━━━━━ Records

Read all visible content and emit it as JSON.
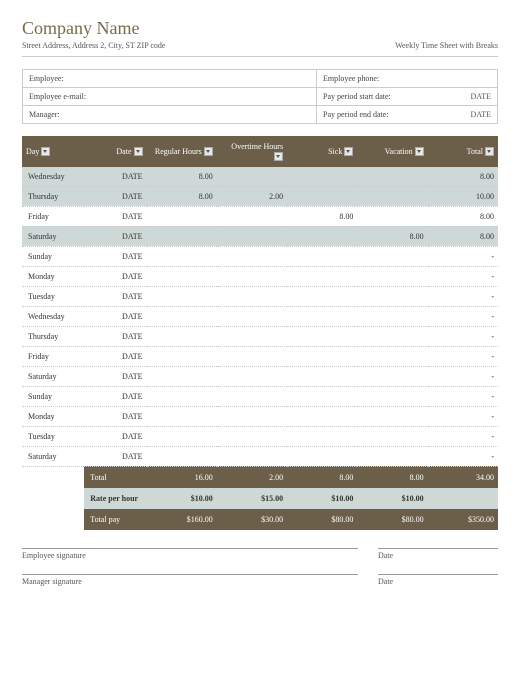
{
  "header": {
    "company": "Company Name",
    "address": "Street Address, Address 2, City, ST ZIP code",
    "doc_title": "Weekly Time Sheet with Breaks"
  },
  "info": {
    "employee_label": "Employee:",
    "email_label": "Employee e-mail:",
    "manager_label": "Manager:",
    "phone_label": "Employee phone:",
    "start_label": "Pay period start date:",
    "end_label": "Pay period end date:",
    "start_val": "DATE",
    "end_val": "DATE"
  },
  "columns": [
    "Day",
    "Date",
    "Regular Hours",
    "Overtime Hours",
    "Sick",
    "Vacation",
    "Total"
  ],
  "rows": [
    {
      "day": "Wednesday",
      "date": "DATE",
      "reg": "8.00",
      "ot": "",
      "sick": "",
      "vac": "",
      "total": "8.00",
      "alt": true
    },
    {
      "day": "Thursday",
      "date": "DATE",
      "reg": "8.00",
      "ot": "2.00",
      "sick": "",
      "vac": "",
      "total": "10.00",
      "alt": true
    },
    {
      "day": "Friday",
      "date": "DATE",
      "reg": "",
      "ot": "",
      "sick": "8.00",
      "vac": "",
      "total": "8.00",
      "alt": false
    },
    {
      "day": "Saturday",
      "date": "DATE",
      "reg": "",
      "ot": "",
      "sick": "",
      "vac": "8.00",
      "total": "8.00",
      "alt": true
    },
    {
      "day": "Sunday",
      "date": "DATE",
      "reg": "",
      "ot": "",
      "sick": "",
      "vac": "",
      "total": "-",
      "alt": false
    },
    {
      "day": "Monday",
      "date": "DATE",
      "reg": "",
      "ot": "",
      "sick": "",
      "vac": "",
      "total": "-",
      "alt": false
    },
    {
      "day": "Tuesday",
      "date": "DATE",
      "reg": "",
      "ot": "",
      "sick": "",
      "vac": "",
      "total": "-",
      "alt": false
    },
    {
      "day": "Wednesday",
      "date": "DATE",
      "reg": "",
      "ot": "",
      "sick": "",
      "vac": "",
      "total": "-",
      "alt": false
    },
    {
      "day": "Thursday",
      "date": "DATE",
      "reg": "",
      "ot": "",
      "sick": "",
      "vac": "",
      "total": "-",
      "alt": false
    },
    {
      "day": "Friday",
      "date": "DATE",
      "reg": "",
      "ot": "",
      "sick": "",
      "vac": "",
      "total": "-",
      "alt": false
    },
    {
      "day": "Saturday",
      "date": "DATE",
      "reg": "",
      "ot": "",
      "sick": "",
      "vac": "",
      "total": "-",
      "alt": false
    },
    {
      "day": "Sunday",
      "date": "DATE",
      "reg": "",
      "ot": "",
      "sick": "",
      "vac": "",
      "total": "-",
      "alt": false
    },
    {
      "day": "Monday",
      "date": "DATE",
      "reg": "",
      "ot": "",
      "sick": "",
      "vac": "",
      "total": "-",
      "alt": false
    },
    {
      "day": "Tuesday",
      "date": "DATE",
      "reg": "",
      "ot": "",
      "sick": "",
      "vac": "",
      "total": "-",
      "alt": false
    },
    {
      "day": "Saturday",
      "date": "DATE",
      "reg": "",
      "ot": "",
      "sick": "",
      "vac": "",
      "total": "-",
      "alt": false
    }
  ],
  "totals": {
    "label": "Total",
    "reg": "16.00",
    "ot": "2.00",
    "sick": "8.00",
    "vac": "8.00",
    "total": "34.00"
  },
  "rate": {
    "label": "Rate per hour",
    "reg": "$10.00",
    "ot": "$15.00",
    "sick": "$10.00",
    "vac": "$10.00",
    "total": ""
  },
  "pay": {
    "label": "Total pay",
    "reg": "$160.00",
    "ot": "$30.00",
    "sick": "$80.00",
    "vac": "$80.00",
    "total": "$350.00"
  },
  "sig": {
    "emp": "Employee signature",
    "mgr": "Manager signature",
    "date": "Date"
  }
}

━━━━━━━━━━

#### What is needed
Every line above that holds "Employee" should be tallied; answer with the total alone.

#### Reply
4